Workers and retirees who don't get pre-clearance from their health plans for non-emergency hospitalization next year will be hit with a $500 penalty.

Pre-clearance, which has been standard practice for years in many private health plans, is one of the new 1991 cost-containment features in the federal employee health benefits program. The federal program covers about half of the insured people in the Washington area.

Most federal health maintenance organizations have had the pre-clearance rule all along. But it is new for most of the traditional fee-for-service plans. That is important since 75 percent of the people in the federal program are in fee-for-service plans such as Blue Cross, GEHA or popular union-backed plans such as the Mailhandlers or the American Postal Workers Union plan.

Emergency hospitalizations are exempt from the pre-clearance requirement. But for other conditions such as elective surgery, you or your doctor must notify your health plan and get its approval before you go to the hospital. Just telling them you are going in won't do it. Otherwise, expect the $500 penalty.

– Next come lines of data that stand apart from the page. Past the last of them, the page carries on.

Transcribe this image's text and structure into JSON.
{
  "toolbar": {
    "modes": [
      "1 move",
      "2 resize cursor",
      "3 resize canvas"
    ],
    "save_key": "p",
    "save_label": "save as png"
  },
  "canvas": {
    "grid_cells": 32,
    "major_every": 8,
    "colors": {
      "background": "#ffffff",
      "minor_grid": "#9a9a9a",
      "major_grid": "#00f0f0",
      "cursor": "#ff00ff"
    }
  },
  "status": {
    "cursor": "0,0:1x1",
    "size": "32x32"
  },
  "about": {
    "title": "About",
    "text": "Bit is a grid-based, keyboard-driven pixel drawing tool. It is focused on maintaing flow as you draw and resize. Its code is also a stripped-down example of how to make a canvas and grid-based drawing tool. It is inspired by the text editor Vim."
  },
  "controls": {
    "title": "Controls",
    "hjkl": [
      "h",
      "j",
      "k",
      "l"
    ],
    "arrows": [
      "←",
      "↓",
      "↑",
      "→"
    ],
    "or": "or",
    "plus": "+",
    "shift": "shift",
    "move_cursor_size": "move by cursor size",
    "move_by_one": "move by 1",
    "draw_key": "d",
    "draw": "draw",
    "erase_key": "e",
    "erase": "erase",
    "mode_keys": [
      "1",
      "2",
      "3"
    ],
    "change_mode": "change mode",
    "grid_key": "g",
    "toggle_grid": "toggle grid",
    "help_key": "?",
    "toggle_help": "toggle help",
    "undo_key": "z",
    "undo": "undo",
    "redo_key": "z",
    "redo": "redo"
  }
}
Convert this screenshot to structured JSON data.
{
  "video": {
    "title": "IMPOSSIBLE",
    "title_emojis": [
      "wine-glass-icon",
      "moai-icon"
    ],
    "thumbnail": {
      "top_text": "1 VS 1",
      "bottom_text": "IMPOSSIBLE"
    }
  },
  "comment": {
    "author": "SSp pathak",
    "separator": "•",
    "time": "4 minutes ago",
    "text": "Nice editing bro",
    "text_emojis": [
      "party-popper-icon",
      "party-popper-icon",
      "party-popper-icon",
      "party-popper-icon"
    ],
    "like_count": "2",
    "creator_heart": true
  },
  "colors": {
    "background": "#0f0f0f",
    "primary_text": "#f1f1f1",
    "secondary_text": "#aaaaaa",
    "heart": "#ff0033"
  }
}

In another cost-control measure, most fee-for-service plans also will base limits on what they will pay on "reasonable and customary" charges made by local doctors. Some will set ranges based on communities; some will go by the zip code of the physician in determining what is reasonable and customary for that area. This can be a tricky feature in a big metropolitan area such as Washington that has lots of doctors and many different rates. It would help if your doctor would check over the brochures of the plans you are considering to see if his fees fit within the ranges they will pay.

NARFE Meeting

The Wheaton chapter of the National Association of Retired Federal Employees will have its regular 1 p.m. meeting today at the Wheaton Community Recreation Center.

Gray Power

About 40,000 members of the National Association of Retired Federal Employees sent telegrams to Congress protesting the plan to freeze and then reduce retiree cost-of-living adjustments. The association set up a phone service so members could, for a fee, send pre-written telegrams. Congress dropped the pension freeze plan. Result: Federal-military and Social Security retirees will get a 5.4 percent increase in January.

Foreign Service Spouses

George Mason University and the State Department has set up a new program to prepare spouses of Foreign Service officers for teaching jobs in schools overseas. The program is called "Fast Train" and leads to a state certification in elementary or secondary education, which in turn could lead to a job overseas. For details, call Michele Braithwaite at 703-764-7804.

Military Families

Retired Adm. William J. Crowe Jr. will speak at the Nov. 28 noontime meeting of the National Military Family Association. The session will be at the Army-Navy Country Club. For details, call 703-823-NMFA.